▶ _Task directions_
For the entries below, report every line that includes the word "Library".
Extracted records section start
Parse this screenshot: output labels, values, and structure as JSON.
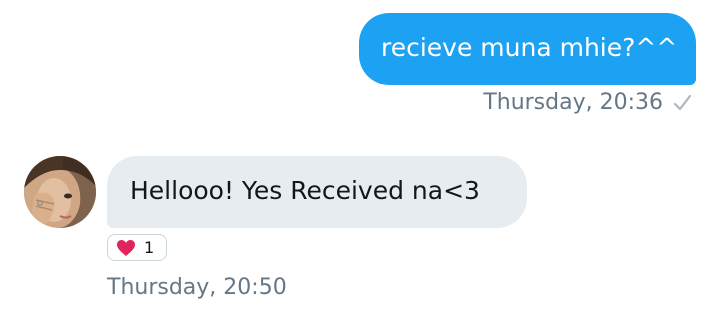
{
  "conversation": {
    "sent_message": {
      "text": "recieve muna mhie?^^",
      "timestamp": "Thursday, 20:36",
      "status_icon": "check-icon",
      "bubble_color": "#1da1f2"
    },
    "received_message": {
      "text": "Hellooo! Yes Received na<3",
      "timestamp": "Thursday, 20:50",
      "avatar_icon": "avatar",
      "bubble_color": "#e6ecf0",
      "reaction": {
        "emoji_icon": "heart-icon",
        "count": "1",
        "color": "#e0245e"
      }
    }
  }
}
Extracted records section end
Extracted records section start
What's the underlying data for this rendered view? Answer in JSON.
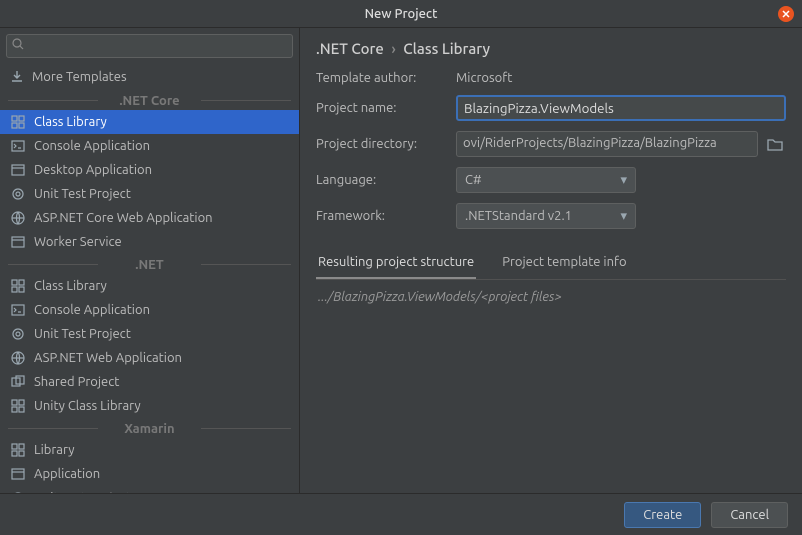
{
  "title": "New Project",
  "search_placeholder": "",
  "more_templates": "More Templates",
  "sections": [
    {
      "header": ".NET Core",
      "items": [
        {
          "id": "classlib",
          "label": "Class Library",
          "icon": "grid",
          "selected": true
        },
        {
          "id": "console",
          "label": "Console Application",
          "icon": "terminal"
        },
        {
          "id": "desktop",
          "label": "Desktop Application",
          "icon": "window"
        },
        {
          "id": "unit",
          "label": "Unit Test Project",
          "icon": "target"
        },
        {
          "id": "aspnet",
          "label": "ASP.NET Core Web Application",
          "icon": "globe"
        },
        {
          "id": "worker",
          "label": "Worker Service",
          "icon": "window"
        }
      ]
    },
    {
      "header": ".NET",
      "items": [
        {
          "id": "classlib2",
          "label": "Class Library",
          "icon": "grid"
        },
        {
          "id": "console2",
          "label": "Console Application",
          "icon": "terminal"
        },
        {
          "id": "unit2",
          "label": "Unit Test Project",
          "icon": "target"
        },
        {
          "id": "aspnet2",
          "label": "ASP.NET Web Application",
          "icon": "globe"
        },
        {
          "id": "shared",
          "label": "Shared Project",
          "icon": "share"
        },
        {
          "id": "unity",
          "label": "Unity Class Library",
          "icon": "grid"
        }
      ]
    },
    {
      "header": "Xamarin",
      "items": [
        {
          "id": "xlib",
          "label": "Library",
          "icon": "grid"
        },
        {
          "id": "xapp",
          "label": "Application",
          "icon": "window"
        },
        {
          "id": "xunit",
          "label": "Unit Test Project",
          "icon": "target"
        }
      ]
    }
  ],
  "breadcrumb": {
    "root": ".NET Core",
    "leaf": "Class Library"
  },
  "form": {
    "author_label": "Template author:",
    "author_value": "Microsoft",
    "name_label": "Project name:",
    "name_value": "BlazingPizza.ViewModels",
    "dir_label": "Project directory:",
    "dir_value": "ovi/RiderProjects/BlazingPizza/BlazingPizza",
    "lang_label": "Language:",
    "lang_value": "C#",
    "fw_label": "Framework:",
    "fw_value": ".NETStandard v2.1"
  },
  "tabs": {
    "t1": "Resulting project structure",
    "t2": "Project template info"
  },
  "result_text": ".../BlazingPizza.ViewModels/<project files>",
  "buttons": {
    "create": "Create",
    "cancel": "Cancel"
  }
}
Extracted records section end
▶ _The completed task_
          "label": "Class Library",
          "label": "Class Library",
          "label": "Unity Class Library",
          "label": "Library",
    "leaf": "Class Library"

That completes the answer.